**Description of the task:**
Look for the word "科泰电源" in the material below. Copy each line that has it.

--- Data listing Enclosed Below ---

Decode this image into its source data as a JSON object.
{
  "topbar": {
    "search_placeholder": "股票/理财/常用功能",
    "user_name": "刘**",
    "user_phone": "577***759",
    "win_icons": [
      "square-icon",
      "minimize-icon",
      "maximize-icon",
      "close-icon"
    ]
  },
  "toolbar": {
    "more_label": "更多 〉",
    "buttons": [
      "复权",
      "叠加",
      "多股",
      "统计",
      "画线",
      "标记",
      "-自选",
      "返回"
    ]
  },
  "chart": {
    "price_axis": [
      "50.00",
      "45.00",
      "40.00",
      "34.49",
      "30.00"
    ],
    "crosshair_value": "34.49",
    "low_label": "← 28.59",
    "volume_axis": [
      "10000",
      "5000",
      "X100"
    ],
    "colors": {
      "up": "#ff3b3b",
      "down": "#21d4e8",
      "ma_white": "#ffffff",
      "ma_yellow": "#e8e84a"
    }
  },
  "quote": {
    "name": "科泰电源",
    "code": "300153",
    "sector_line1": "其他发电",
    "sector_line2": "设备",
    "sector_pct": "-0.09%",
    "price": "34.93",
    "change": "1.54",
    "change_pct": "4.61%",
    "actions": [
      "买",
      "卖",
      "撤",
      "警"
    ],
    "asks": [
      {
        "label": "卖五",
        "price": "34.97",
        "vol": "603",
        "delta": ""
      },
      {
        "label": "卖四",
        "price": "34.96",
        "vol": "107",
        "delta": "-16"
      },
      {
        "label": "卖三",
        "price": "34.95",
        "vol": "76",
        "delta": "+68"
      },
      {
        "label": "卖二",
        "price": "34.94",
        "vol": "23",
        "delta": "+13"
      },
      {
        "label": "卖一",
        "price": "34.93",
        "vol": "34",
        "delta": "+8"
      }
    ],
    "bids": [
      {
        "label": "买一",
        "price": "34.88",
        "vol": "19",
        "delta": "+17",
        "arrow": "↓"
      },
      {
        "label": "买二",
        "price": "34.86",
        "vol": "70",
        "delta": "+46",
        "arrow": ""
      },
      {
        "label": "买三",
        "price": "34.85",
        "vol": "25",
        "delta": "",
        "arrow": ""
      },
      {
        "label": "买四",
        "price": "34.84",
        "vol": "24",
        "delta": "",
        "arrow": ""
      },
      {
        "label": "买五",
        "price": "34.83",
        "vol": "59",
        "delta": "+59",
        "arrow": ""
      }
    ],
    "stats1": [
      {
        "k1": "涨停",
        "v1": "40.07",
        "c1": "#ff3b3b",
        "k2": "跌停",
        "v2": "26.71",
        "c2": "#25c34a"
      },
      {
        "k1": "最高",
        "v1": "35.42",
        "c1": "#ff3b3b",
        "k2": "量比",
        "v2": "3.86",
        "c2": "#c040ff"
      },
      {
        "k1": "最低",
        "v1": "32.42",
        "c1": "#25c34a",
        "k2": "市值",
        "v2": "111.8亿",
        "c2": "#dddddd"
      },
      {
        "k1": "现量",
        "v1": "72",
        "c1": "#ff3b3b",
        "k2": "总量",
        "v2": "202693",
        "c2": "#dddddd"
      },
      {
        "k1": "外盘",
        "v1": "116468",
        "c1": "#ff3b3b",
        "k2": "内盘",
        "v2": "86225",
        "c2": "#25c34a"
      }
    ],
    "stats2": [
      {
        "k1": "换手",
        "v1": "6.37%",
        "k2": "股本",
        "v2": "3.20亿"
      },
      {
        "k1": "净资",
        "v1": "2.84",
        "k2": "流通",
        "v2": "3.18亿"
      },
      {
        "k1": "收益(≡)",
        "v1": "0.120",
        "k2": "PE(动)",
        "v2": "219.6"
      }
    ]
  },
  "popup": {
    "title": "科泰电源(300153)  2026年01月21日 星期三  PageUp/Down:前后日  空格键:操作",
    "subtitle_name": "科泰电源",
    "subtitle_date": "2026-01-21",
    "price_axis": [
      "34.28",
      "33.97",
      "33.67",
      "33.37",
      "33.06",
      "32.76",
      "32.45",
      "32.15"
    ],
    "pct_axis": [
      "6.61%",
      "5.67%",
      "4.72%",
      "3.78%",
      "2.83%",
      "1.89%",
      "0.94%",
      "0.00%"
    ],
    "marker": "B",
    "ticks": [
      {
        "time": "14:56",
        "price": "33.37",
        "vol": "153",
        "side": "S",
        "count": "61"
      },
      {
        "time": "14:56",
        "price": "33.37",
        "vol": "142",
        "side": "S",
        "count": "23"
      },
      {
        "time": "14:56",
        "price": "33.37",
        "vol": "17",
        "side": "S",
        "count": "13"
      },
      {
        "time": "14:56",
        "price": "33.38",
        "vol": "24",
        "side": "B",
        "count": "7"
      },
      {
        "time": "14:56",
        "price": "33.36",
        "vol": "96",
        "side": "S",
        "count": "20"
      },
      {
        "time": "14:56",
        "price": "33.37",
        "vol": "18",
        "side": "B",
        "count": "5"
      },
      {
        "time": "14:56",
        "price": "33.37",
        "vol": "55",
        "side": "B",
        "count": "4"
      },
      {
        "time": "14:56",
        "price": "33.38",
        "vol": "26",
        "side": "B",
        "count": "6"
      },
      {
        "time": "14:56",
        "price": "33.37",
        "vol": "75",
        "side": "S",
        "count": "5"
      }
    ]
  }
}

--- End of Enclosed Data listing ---

**Exercise output:**
    "name": "科泰电源",
    "title": "科泰电源(300153)  2026年01月21日 星期三  PageUp/Down:前后日  空格键:操作",
    "subtitle_name": "科泰电源",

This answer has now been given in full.